▶ _What the task asks_:
When you restate the records, do so word for word and omit any picture they contain.

▶ _Information provided_:
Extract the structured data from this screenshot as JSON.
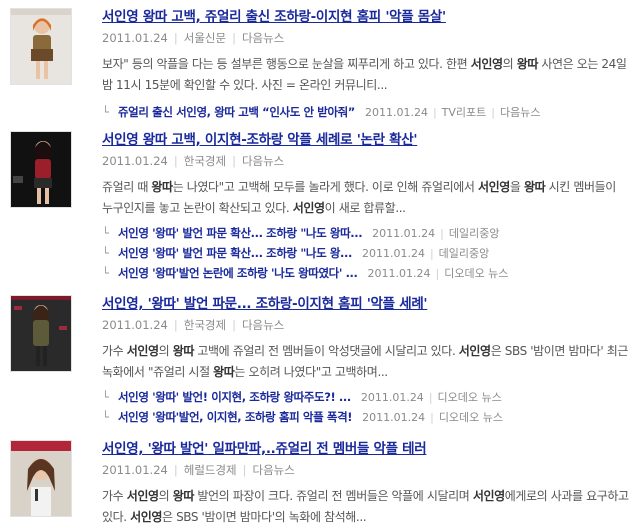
{
  "articles": [
    {
      "title": "서인영 왕따 고백, 쥬얼리 출신 조하랑-이지현 홈피 '악플 몸살'",
      "date": "2011.01.24",
      "publisher": "서울신문",
      "source": "다음뉴스",
      "summary": "보자\" 등의 악플을 다는 등 설부른 행동으로 눈살을 찌푸리게 하고 있다. 한편 서인영의 왕따 사연은 오는 24일 밤 11시 15분에 확인할 수 있다. 사진 = 온라인 커뮤니티...",
      "related": [
        {
          "title": "쥬얼리 출신 서인영, 왕따 고백 “인사도 안 받아줘”",
          "date": "2011.01.24",
          "publisher": "TV리포트",
          "source": "다음뉴스"
        }
      ]
    },
    {
      "title": "서인영 왕따 고백, 이지현-조하랑 악플 세례로 '논란 확산'",
      "date": "2011.01.24",
      "publisher": "한국경제",
      "source": "다음뉴스",
      "summary": "쥬얼리 때 왕따는 나였다\"고 고백해 모두를 놀라게 했다. 이로 인해 쥬얼리에서 서인영을 왕따 시킨 멤버들이 누구인지를 놓고 논란이 확산되고 있다. 서인영이 새로 합류할...",
      "related": [
        {
          "title": "서인영 '왕따' 발언 파문 확산... 조하랑 \"나도 왕따...",
          "date": "2011.01.24",
          "publisher": "데일리중앙",
          "source": ""
        },
        {
          "title": "서인영 '왕따' 발언 파문 확산... 조하랑 \"나도 왕...",
          "date": "2011.01.24",
          "publisher": "데일리중앙",
          "source": ""
        },
        {
          "title": "서인영 '왕따'발언 논란에 조하랑 '나도 왕따였다' ...",
          "date": "2011.01.24",
          "publisher": "디오데오 뉴스",
          "source": ""
        }
      ]
    },
    {
      "title": "서인영, '왕따' 발언 파문... 조하랑-이지현 홈피 '악플 세례'",
      "date": "2011.01.24",
      "publisher": "한국경제",
      "source": "다음뉴스",
      "summary": "가수 서인영의 왕따 고백에 쥬얼리 전 멤버들이 악성댓글에 시달리고 있다. 서인영은 SBS '밤이면 밤마다' 최근 녹화에서 \"쥬얼리 시절 왕따는 오히려 나였다\"고 고백하며...",
      "related": [
        {
          "title": "서인영 '왕따' 발언! 이지현, 조하랑 왕따주도?! ...",
          "date": "2011.01.24",
          "publisher": "디오데오 뉴스",
          "source": ""
        },
        {
          "title": "서인영 '왕따'발언, 이지현, 조하랑 홈피 악플 폭격!",
          "date": "2011.01.24",
          "publisher": "디오데오 뉴스",
          "source": ""
        }
      ]
    },
    {
      "title": "서인영, '왕따 발언' 일파만파,..쥬얼리 전 멤버들 악플 테러",
      "date": "2011.01.24",
      "publisher": "헤럴드경제",
      "source": "다음뉴스",
      "summary": "가수 서인영의 왕따 발언의 파장이 크다. 쥬얼리 전 멤버들은 악플에 시달리며 서인영에게로의 사과를 요구하고 있다. 서인영은 SBS '밤이면 밤마다'의 녹화에 참석해...",
      "related": []
    }
  ],
  "keywords": [
    "서인영",
    "왕따"
  ],
  "related_mark": "└"
}
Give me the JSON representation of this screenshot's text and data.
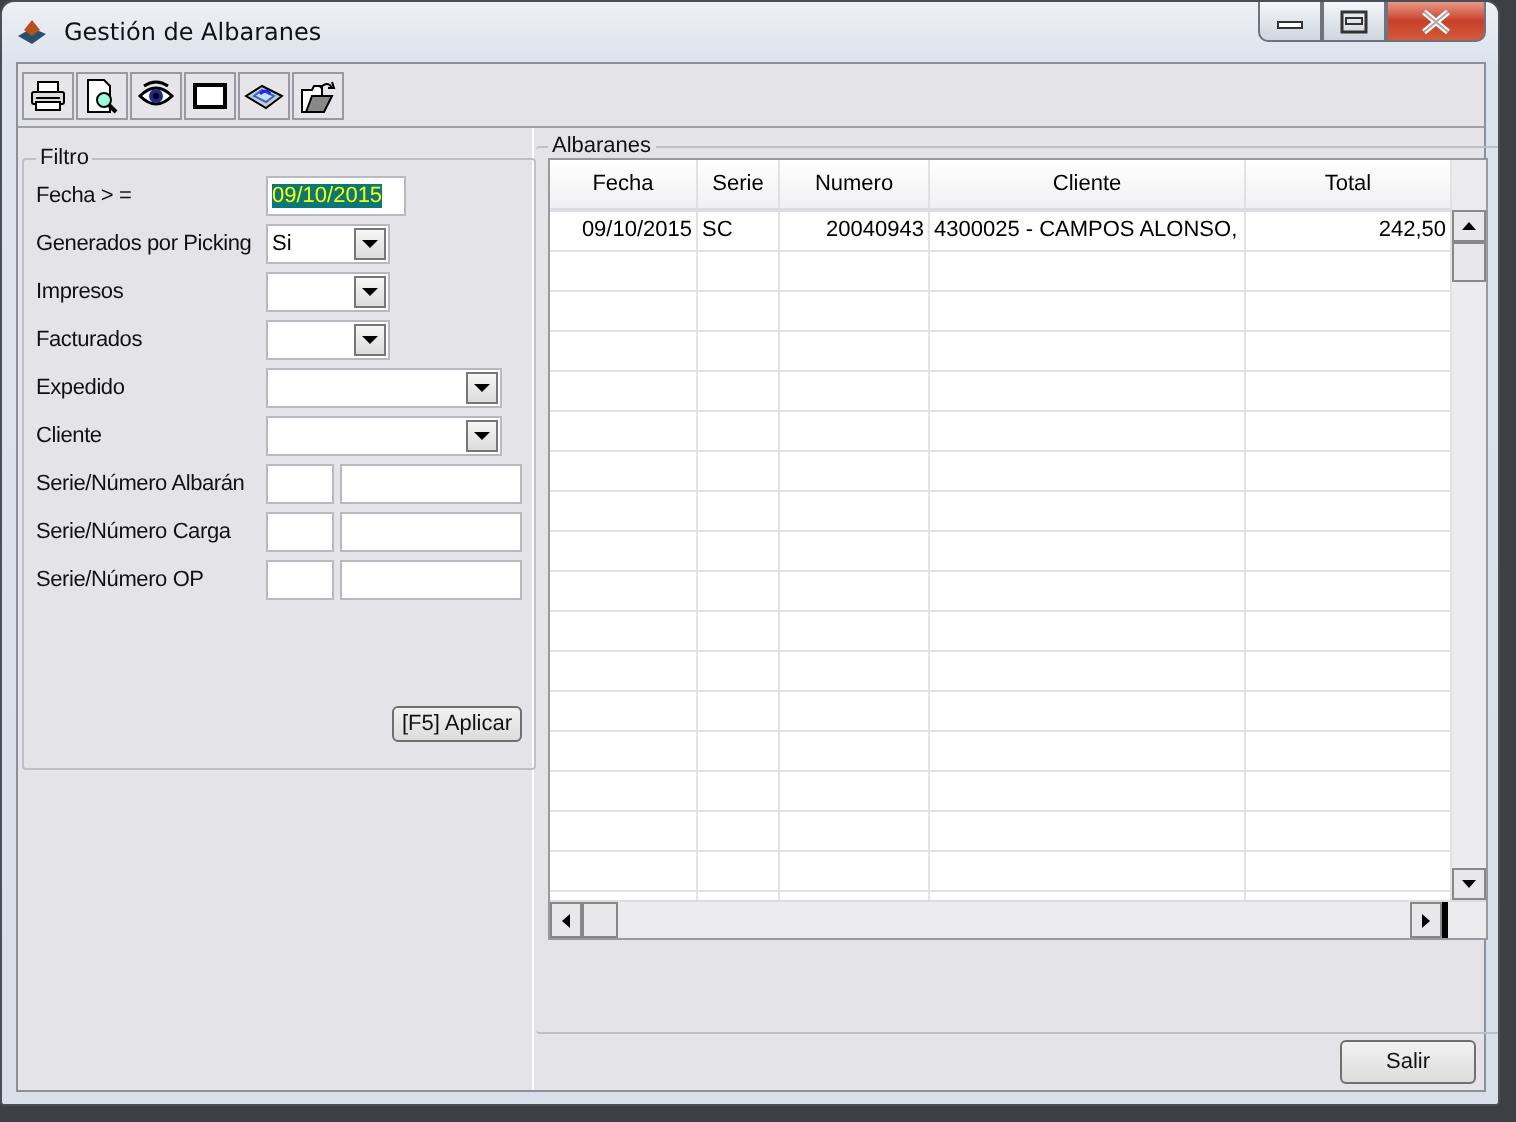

▶ _Answer to this task_:
Extract the structured data from this screenshot as JSON.
{
  "articles": [
    {
      "title": "서인영 왕따 고백, 쥬얼리 출신 조하랑-이지현 홈피 '악플 몸살'",
      "date": "2011.01.24",
      "publisher": "서울신문",
      "source": "다음뉴스",
      "summary": "보자\" 등의 악플을 다는 등 설부른 행동으로 눈살을 찌푸리게 하고 있다. 한편 서인영의 왕따 사연은 오는 24일 밤 11시 15분에 확인할 수 있다. 사진 = 온라인 커뮤니티...",
      "related": [
        {
          "title": "쥬얼리 출신 서인영, 왕따 고백 “인사도 안 받아줘”",
          "date": "2011.01.24",
          "publisher": "TV리포트",
          "source": "다음뉴스"
        }
      ]
    },
    {
      "title": "서인영 왕따 고백, 이지현-조하랑 악플 세례로 '논란 확산'",
      "date": "2011.01.24",
      "publisher": "한국경제",
      "source": "다음뉴스",
      "summary": "쥬얼리 때 왕따는 나였다\"고 고백해 모두를 놀라게 했다. 이로 인해 쥬얼리에서 서인영을 왕따 시킨 멤버들이 누구인지를 놓고 논란이 확산되고 있다. 서인영이 새로 합류할...",
      "related": [
        {
          "title": "서인영 '왕따' 발언 파문 확산... 조하랑 \"나도 왕따...",
          "date": "2011.01.24",
          "publisher": "데일리중앙",
          "source": ""
        },
        {
          "title": "서인영 '왕따' 발언 파문 확산... 조하랑 \"나도 왕...",
          "date": "2011.01.24",
          "publisher": "데일리중앙",
          "source": ""
        },
        {
          "title": "서인영 '왕따'발언 논란에 조하랑 '나도 왕따였다' ...",
          "date": "2011.01.24",
          "publisher": "디오데오 뉴스",
          "source": ""
        }
      ]
    },
    {
      "title": "서인영, '왕따' 발언 파문... 조하랑-이지현 홈피 '악플 세례'",
      "date": "2011.01.24",
      "publisher": "한국경제",
      "source": "다음뉴스",
      "summary": "가수 서인영의 왕따 고백에 쥬얼리 전 멤버들이 악성댓글에 시달리고 있다. 서인영은 SBS '밤이면 밤마다' 최근 녹화에서 \"쥬얼리 시절 왕따는 오히려 나였다\"고 고백하며...",
      "related": [
        {
          "title": "서인영 '왕따' 발언! 이지현, 조하랑 왕따주도?! ...",
          "date": "2011.01.24",
          "publisher": "디오데오 뉴스",
          "source": ""
        },
        {
          "title": "서인영 '왕따'발언, 이지현, 조하랑 홈피 악플 폭격!",
          "date": "2011.01.24",
          "publisher": "디오데오 뉴스",
          "source": ""
        }
      ]
    },
    {
      "title": "서인영, '왕따 발언' 일파만파,..쥬얼리 전 멤버들 악플 테러",
      "date": "2011.01.24",
      "publisher": "헤럴드경제",
      "source": "다음뉴스",
      "summary": "가수 서인영의 왕따 발언의 파장이 크다. 쥬얼리 전 멤버들은 악플에 시달리며 서인영에게로의 사과를 요구하고 있다. 서인영은 SBS '밤이면 밤마다'의 녹화에 참석해...",
      "related": []
    }
  ],
  "keywords": [
    "서인영",
    "왕따"
  ],
  "related_mark": "└"
}
Give me the JSON representation of this screenshot's text and data.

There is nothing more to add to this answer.